** Recorded data follows **

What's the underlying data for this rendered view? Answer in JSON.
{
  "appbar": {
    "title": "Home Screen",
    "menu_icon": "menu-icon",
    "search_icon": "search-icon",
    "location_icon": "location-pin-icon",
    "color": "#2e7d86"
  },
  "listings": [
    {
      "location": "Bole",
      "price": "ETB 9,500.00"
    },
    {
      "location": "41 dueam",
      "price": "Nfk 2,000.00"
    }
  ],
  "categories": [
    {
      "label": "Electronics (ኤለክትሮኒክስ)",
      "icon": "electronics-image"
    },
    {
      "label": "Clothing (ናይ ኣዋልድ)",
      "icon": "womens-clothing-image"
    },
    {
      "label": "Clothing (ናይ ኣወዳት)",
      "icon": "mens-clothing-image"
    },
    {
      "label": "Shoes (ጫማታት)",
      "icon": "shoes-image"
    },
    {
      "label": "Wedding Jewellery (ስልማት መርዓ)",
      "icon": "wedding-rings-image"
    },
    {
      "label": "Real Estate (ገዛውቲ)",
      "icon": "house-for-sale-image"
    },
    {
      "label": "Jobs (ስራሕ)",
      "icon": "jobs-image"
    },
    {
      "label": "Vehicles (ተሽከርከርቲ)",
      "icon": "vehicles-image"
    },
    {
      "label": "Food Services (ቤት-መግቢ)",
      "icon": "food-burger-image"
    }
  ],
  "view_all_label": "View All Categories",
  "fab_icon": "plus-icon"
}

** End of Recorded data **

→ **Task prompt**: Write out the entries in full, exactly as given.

→ **Final answer**:
What's the underlying data for this rendered view? Answer in JSON.
{
  "appbar": {
    "title": "Home Screen",
    "menu_icon": "menu-icon",
    "search_icon": "search-icon",
    "location_icon": "location-pin-icon",
    "color": "#2e7d86"
  },
  "listings": [
    {
      "location": "Bole",
      "price": "ETB 9,500.00"
    },
    {
      "location": "41 dueam",
      "price": "Nfk 2,000.00"
    }
  ],
  "categories": [
    {
      "label": "Electronics (ኤለክትሮኒክስ)",
      "icon": "electronics-image"
    },
    {
      "label": "Clothing (ናይ ኣዋልድ)",
      "icon": "womens-clothing-image"
    },
    {
      "label": "Clothing (ናይ ኣወዳት)",
      "icon": "mens-clothing-image"
    },
    {
      "label": "Shoes (ጫማታት)",
      "icon": "shoes-image"
    },
    {
      "label": "Wedding Jewellery (ስልማት መርዓ)",
      "icon": "wedding-rings-image"
    },
    {
      "label": "Real Estate (ገዛውቲ)",
      "icon": "house-for-sale-image"
    },
    {
      "label": "Jobs (ስራሕ)",
      "icon": "jobs-image"
    },
    {
      "label": "Vehicles (ተሽከርከርቲ)",
      "icon": "vehicles-image"
    },
    {
      "label": "Food Services (ቤት-መግቢ)",
      "icon": "food-burger-image"
    }
  ],
  "view_all_label": "View All Categories",
  "fab_icon": "plus-icon"
}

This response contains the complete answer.